Weston-super-Mare ‘open ground’ for drug deals?
PUBLISHED: 09:50 29 July 2015 | UPDATED: 10:03 29 July 2015
DARK footpaths and alleyways are said to be ‘open ground’ for the sale of illegal drugs in Weston-super-Mare, where fear of arrest is ‘non-existent’, according to a senior councillor.
Police are promising Weston is not an open environment for criminal activity, but the councillor says people are increasingly coming forward to raise concerns over a perceived rise in drug dealing in Weston.
Councillor John Crockford-Hawley has also warned the town may be becoming a ‘dumping ground’ for people recovering from addiction.
He said Weston could be going back to the days where it had an over-abundance of rehab centres, and said the expanding ‘recovery industry’ is having a ‘detrimental’ effect on parts of the town centre.
But newly-appointed Chief Inspector for North Somerset Tina Robinson told the Mercury: “Weston is not open ground for drug dealing.
“If we have information there is drug dealing happening and the public tell us about it, we will respond to it.”
Cllr Crockford-Hawley has described areas of Weston, including alleyways down the side of churches, where he has been told people are selling drugs.
But police have said the perception drug dealing is on the rise is not a true reflection of the situation.
Cllr Crockford-Hawley said at a North Somerset Council meeting: “Several Weston residents have spoken to me recently about their fears of Weston’s continuing, even growing, attraction as a place to house and help those suffering from, recovering from, or attempting to recover from drug or alcohol self-abuse and the detrimental effects which some parts of this ‘recovery industry’ seem to be having on certain residential areas of the town where behaviour is said to be increasingly challenging.
“Would the executive members enquire of the police why some parts of this town are said to be open ground for the trading of illegal drugs, where fear of apprehension seems to be non-existent?”
Chief Insp Tina Robinson has a background in dealing with organised crime, including drug dealers.
She said: “Weston is not an open environment for criminal activity.
“It is a safe place for tourists and residents and if there are problems in certain areas, we want the public to tell us so we can enforce and provide safeguarding.
“There are two strands: dealing with organised crime groups and breaking into them and also about tackling the lower tier, who create that fear of crime and antisocial behaviour.
“There are the more protracted investigations which take a little bit more time.
“With some of the organised crime groups over the last few years, there has been a real impact in taking them out.”
People have voiced their concerns to Cllr Crockford-Hawley about rehab centres in Weston expanding.
He said: “There are some very visual issues in Weston.
“People are coming to Weston to sell their drugs and there is a big question to be asked about the increase interest in opening of rehab centres.
“Weston is beginning again to take on the role of a dumping ground and I am led to believe there are some other local authorities which send their more difficult residents to Weston for treatment.”
An area for concern has been the possible expansion of one Weston rehab centre, which has moved into a derelict guest house in Upper Church Road.
The council has carried out a site visit, and served a planning contravention notice to find out if there is a breach of planning.
Chief Insp Robinson said: “Drug rehabs have been reduced.
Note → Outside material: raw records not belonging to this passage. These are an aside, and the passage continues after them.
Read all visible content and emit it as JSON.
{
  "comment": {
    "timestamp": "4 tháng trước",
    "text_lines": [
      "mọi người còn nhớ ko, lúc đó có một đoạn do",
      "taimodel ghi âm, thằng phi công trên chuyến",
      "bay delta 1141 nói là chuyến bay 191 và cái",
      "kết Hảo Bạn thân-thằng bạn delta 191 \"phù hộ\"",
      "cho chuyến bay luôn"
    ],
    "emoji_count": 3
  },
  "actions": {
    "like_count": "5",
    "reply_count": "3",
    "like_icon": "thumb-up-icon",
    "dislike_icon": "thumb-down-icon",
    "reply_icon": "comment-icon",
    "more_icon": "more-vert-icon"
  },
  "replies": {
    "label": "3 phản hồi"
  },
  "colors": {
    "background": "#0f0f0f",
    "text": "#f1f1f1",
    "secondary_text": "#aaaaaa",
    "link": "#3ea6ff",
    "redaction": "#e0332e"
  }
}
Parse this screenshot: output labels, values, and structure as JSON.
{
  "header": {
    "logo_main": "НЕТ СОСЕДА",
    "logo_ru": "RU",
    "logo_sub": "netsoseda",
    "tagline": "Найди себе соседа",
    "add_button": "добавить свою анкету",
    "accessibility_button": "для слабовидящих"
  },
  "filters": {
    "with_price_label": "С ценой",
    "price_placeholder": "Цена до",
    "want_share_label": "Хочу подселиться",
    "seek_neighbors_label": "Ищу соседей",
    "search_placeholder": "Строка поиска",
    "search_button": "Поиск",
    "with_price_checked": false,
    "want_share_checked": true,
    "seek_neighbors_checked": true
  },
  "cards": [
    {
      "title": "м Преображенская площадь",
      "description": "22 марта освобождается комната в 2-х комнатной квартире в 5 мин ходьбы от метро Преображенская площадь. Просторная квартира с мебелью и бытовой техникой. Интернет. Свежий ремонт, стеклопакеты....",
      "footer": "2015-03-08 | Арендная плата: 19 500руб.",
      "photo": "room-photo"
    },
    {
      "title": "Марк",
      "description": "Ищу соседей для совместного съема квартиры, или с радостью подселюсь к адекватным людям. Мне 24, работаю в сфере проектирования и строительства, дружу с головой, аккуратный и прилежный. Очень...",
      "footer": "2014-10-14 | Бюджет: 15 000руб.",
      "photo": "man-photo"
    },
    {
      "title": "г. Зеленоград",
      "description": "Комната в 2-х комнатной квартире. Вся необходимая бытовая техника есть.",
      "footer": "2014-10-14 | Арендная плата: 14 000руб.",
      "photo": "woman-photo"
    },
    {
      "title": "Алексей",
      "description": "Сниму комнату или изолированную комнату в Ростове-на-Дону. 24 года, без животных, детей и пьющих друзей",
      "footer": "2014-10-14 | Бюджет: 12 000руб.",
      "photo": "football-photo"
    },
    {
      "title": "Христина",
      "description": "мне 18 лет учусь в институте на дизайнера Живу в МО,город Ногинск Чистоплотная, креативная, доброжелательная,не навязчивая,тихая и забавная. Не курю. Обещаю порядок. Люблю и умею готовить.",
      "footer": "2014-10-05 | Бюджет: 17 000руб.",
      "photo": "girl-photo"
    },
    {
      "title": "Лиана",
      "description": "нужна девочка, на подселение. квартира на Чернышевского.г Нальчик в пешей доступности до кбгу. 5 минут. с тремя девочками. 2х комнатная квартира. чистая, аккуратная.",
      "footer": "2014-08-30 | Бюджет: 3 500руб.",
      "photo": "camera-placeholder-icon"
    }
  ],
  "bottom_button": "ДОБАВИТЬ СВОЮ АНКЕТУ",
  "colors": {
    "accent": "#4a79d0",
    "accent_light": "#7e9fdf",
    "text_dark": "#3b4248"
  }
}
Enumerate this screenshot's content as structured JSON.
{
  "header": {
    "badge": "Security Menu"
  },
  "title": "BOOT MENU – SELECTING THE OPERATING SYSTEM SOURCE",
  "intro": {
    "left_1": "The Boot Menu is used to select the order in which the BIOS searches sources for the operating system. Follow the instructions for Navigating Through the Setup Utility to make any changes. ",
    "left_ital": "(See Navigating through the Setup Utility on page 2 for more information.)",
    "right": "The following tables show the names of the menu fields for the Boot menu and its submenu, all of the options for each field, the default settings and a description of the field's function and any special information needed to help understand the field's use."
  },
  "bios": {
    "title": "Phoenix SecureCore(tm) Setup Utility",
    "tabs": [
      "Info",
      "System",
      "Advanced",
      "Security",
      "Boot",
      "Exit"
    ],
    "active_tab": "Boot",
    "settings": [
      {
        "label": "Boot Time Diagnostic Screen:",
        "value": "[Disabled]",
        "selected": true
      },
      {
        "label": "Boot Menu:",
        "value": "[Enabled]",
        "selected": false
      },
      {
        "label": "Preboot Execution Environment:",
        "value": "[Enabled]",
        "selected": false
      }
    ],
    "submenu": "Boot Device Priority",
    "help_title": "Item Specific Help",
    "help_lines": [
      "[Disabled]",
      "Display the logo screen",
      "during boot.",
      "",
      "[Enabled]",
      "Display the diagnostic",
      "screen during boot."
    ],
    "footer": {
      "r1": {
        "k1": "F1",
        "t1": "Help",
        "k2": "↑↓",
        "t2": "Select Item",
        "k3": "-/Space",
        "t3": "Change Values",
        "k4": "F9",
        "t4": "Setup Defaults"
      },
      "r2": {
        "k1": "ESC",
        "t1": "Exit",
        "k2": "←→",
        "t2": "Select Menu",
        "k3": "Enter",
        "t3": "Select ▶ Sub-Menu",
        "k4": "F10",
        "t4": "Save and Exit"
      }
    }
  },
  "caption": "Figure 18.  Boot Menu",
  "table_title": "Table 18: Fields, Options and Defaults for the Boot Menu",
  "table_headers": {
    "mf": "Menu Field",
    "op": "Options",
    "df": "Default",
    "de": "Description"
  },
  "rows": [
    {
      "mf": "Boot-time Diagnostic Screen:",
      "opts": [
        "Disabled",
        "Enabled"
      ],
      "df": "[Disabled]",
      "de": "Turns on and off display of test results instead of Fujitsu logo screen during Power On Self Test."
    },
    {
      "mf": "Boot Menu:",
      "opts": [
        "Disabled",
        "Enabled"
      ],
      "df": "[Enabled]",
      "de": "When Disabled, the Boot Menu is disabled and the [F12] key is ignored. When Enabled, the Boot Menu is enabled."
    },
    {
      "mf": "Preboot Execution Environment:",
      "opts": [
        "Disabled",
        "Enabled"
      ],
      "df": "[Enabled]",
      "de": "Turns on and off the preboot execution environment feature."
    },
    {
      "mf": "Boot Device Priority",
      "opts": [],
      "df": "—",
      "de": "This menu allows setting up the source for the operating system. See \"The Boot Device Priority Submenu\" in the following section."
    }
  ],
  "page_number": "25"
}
Historically in Weston for some reason, the town took a huge amount of rehab centres. Those are massively reduced now.”
But the key message from police is people need to report if they see something out of the ordinary, which can include cars coming and going at all hours or people congregating in dark alleyways.
Chief Insp Robinson said: “If members of the public come to us then we can at least investigate and see if there is activity we need to be taking.
“We need people to come forward. We can send resources if something is ongoing.
“Investigations are like a jigsaw puzzle. One tiny piece may on its own seem meaningless, but we may need it for a larger investigation.
“Neighbourhood teams are working in areas more dealers operate in the community but there will be other investigations which take longer, and that’s necessary.”